◆ TASK DIRECTIONS
For this exercise, restate the data below with no change at all.

◆ INFORMATION
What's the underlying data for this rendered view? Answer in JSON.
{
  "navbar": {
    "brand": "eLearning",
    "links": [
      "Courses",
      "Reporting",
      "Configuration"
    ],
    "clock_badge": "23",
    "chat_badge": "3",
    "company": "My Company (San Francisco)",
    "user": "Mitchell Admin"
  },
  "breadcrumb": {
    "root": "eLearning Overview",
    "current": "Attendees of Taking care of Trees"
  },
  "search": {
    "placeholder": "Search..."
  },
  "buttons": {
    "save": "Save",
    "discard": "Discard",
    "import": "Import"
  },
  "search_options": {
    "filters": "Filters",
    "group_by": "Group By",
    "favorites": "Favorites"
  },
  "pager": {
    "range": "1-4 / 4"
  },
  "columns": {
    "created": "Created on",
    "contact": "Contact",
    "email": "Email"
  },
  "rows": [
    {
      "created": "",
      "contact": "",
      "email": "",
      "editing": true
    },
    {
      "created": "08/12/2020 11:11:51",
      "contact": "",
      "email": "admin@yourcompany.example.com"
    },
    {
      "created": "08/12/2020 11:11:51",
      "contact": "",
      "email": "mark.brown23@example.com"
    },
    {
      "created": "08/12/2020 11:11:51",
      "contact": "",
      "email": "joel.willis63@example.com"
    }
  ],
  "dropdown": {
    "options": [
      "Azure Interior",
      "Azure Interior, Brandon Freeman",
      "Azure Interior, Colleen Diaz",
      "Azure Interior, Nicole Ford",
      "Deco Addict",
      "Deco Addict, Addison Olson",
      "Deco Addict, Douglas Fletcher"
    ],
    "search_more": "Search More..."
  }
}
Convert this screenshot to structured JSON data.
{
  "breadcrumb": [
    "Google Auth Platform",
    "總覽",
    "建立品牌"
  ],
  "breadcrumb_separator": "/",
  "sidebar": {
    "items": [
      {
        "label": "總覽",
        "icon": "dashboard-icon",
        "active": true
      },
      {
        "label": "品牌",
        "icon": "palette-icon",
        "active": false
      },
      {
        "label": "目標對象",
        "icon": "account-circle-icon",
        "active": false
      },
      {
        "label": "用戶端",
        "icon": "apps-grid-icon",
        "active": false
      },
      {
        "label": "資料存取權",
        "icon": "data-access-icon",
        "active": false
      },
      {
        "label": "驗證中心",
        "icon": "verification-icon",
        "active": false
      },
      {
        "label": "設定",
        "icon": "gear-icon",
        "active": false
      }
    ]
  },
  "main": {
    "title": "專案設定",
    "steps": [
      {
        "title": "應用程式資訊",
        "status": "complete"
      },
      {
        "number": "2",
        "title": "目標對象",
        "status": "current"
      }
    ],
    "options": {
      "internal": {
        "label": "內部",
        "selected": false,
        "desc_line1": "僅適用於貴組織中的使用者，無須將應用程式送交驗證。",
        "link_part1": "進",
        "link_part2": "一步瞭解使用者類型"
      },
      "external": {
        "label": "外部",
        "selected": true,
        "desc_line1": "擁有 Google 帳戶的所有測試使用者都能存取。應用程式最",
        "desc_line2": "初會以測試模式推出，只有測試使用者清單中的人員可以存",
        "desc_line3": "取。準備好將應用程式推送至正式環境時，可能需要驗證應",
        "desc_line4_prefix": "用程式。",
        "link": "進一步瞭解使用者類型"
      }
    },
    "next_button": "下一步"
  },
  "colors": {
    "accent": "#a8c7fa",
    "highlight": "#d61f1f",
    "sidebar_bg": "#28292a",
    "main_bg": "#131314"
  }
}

◆ RESULT OF THIS EXERCISE
What's the underlying data for this rendered view? Answer in JSON.
{
  "navbar": {
    "brand": "eLearning",
    "links": [
      "Courses",
      "Reporting",
      "Configuration"
    ],
    "clock_badge": "23",
    "chat_badge": "3",
    "company": "My Company (San Francisco)",
    "user": "Mitchell Admin"
  },
  "breadcrumb": {
    "root": "eLearning Overview",
    "current": "Attendees of Taking care of Trees"
  },
  "search": {
    "placeholder": "Search..."
  },
  "buttons": {
    "save": "Save",
    "discard": "Discard",
    "import": "Import"
  },
  "search_options": {
    "filters": "Filters",
    "group_by": "Group By",
    "favorites": "Favorites"
  },
  "pager": {
    "range": "1-4 / 4"
  },
  "columns": {
    "created": "Created on",
    "contact": "Contact",
    "email": "Email"
  },
  "rows": [
    {
      "created": "",
      "contact": "",
      "email": "",
      "editing": true
    },
    {
      "created": "08/12/2020 11:11:51",
      "contact": "",
      "email": "admin@yourcompany.example.com"
    },
    {
      "created": "08/12/2020 11:11:51",
      "contact": "",
      "email": "mark.brown23@example.com"
    },
    {
      "created": "08/12/2020 11:11:51",
      "contact": "",
      "email": "joel.willis63@example.com"
    }
  ],
  "dropdown": {
    "options": [
      "Azure Interior",
      "Azure Interior, Brandon Freeman",
      "Azure Interior, Colleen Diaz",
      "Azure Interior, Nicole Ford",
      "Deco Addict",
      "Deco Addict, Addison Olson",
      "Deco Addict, Douglas Fletcher"
    ],
    "search_more": "Search More..."
  }
}
Convert this screenshot to structured JSON data.
{
  "breadcrumb": [
    "Google Auth Platform",
    "總覽",
    "建立品牌"
  ],
  "breadcrumb_separator": "/",
  "sidebar": {
    "items": [
      {
        "label": "總覽",
        "icon": "dashboard-icon",
        "active": true
      },
      {
        "label": "品牌",
        "icon": "palette-icon",
        "active": false
      },
      {
        "label": "目標對象",
        "icon": "account-circle-icon",
        "active": false
      },
      {
        "label": "用戶端",
        "icon": "apps-grid-icon",
        "active": false
      },
      {
        "label": "資料存取權",
        "icon": "data-access-icon",
        "active": false
      },
      {
        "label": "驗證中心",
        "icon": "verification-icon",
        "active": false
      },
      {
        "label": "設定",
        "icon": "gear-icon",
        "active": false
      }
    ]
  },
  "main": {
    "title": "專案設定",
    "steps": [
      {
        "title": "應用程式資訊",
        "status": "complete"
      },
      {
        "number": "2",
        "title": "目標對象",
        "status": "current"
      }
    ],
    "options": {
      "internal": {
        "label": "內部",
        "selected": false,
        "desc_line1": "僅適用於貴組織中的使用者，無須將應用程式送交驗證。",
        "link_part1": "進",
        "link_part2": "一步瞭解使用者類型"
      },
      "external": {
        "label": "外部",
        "selected": true,
        "desc_line1": "擁有 Google 帳戶的所有測試使用者都能存取。應用程式最",
        "desc_line2": "初會以測試模式推出，只有測試使用者清單中的人員可以存",
        "desc_line3": "取。準備好將應用程式推送至正式環境時，可能需要驗證應",
        "desc_line4_prefix": "用程式。",
        "link": "進一步瞭解使用者類型"
      }
    },
    "next_button": "下一步"
  },
  "colors": {
    "accent": "#a8c7fa",
    "highlight": "#d61f1f",
    "sidebar_bg": "#28292a",
    "main_bg": "#131314"
  }
}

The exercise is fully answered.